Another interesting note: I'm back to my pre-Muffin-Era weight, but my body has changed in *dramatic* ways. Put simply, I've become much leaner and more muscular. The patterns of fat accumulation on my body have changed. I believe my metabolism has speeded up. Clothing that used to fit snug at this weight now hangs on me. I replaced most of my cold-weather clothes this winter and now I'm facing the reality of my summer wardrobe: it's too big. My smallest shorts are tent-like. And I can't attribute these changes entirely to diet.
Doing Ashtanga yoga has had a positive impact on my health.
Which brings me to back to this web space: I first started this blog as a private journal on my computer, half-heartedly keeping track of my Ashtanga yoga practice. I originally planned to do Ashtanga for a month (I seriously didn't thing I would last even that long). After I kept at it and decided to go for 365 days, I went public and set up this blog. This, more than anything else, has kept me inspired to do the practice.
Principle #3: Be bold: tell the whole world. Set a goal, then tell all your friends. Life can be surprising; you may find support in places you never expected. You'll be far more motivated to stick with it if you are held accountable to other people. The blog worked for me because I knew that people were reading it. It felt less like an 'audience' and more like a support network.
When making big lifestyle changes, the whole won't-everyone-think-I'm-boring? issue often comes up. I like to think I'm immune to what other people think, but in truth, I do care. The thing is, people will often rise to the occasion in the most wonderful ways. Generally, I've found that my posse doesn't really care if I drink beer or eat the same things they do when we're out. They like me for me. I'm 'fun' because I like to listen to people, tell funny stories and dance for hours on end. My eating/drinking habit don't define me as a person. I've come to realise that although the people in my life are interested and supportive of my goals and projects, what they really care about is ME.
Here's principle #4: Surround yourself with loving, supportive people. Get off the 'net and into the real world. Take some classes, join a bookclub, join a yoga shala, start a 'lunchtime walking group' at work, play Scrabble. Do the things you love and find other people who love those things.
And finally, one last thing...
Principle #5: Don't beat yourself up. Don't dwell on your failures, set realistic goals. Don't judge yourself, celebrate your successes. Be a supportive friend to yourself. And be mindful of your self-talk - that little voice that judges, criticizes, interrogates, keeps up an endless commentary about your life and your choices. You can change that voice and shift it to a more positive tone. It really does make a difference.
As one of my hockey buddies likes to say: Visualize! ;-)

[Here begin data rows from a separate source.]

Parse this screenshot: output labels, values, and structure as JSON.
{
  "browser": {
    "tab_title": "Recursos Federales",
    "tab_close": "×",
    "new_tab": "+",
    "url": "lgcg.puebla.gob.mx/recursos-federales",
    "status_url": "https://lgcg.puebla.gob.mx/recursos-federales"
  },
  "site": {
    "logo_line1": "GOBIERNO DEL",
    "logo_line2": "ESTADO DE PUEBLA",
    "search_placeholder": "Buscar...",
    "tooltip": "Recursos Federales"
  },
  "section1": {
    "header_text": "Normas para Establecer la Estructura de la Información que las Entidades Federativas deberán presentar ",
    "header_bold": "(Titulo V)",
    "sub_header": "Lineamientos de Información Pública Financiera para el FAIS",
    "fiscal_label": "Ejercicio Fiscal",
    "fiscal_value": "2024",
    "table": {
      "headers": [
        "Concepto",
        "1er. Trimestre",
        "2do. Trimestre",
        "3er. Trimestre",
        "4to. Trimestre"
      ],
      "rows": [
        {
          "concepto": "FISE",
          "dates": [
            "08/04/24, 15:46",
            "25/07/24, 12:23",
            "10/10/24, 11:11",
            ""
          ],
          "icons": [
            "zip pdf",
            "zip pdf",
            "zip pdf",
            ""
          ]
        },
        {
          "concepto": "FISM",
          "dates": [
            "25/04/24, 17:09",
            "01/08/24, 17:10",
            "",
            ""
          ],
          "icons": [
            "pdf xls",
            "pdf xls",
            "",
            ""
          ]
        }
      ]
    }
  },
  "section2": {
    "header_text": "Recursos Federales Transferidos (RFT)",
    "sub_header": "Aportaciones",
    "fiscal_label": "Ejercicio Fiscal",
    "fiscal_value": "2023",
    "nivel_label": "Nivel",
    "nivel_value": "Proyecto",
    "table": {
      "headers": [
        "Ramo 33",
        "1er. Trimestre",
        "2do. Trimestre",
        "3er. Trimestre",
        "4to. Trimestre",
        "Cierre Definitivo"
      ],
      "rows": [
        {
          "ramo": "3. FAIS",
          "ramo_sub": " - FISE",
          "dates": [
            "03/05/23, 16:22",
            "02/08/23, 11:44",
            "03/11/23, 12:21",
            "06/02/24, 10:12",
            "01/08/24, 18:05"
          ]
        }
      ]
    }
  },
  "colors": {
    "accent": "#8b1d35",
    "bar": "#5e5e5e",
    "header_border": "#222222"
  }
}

Practice today: Handstand seems to be back. Everything else felt a bit off and I was exhausted. My heavy teaching schedule on Wed/Thurs really takes a lot out of me. I modified the practice to accommodate my sluggishness, backing off from the bind in Marichyasana D and skipping a vinyasa here and there. Sunday is a Moon Day, so I'll be back on Monday.
Posted by Kaivalya at 7:57 AM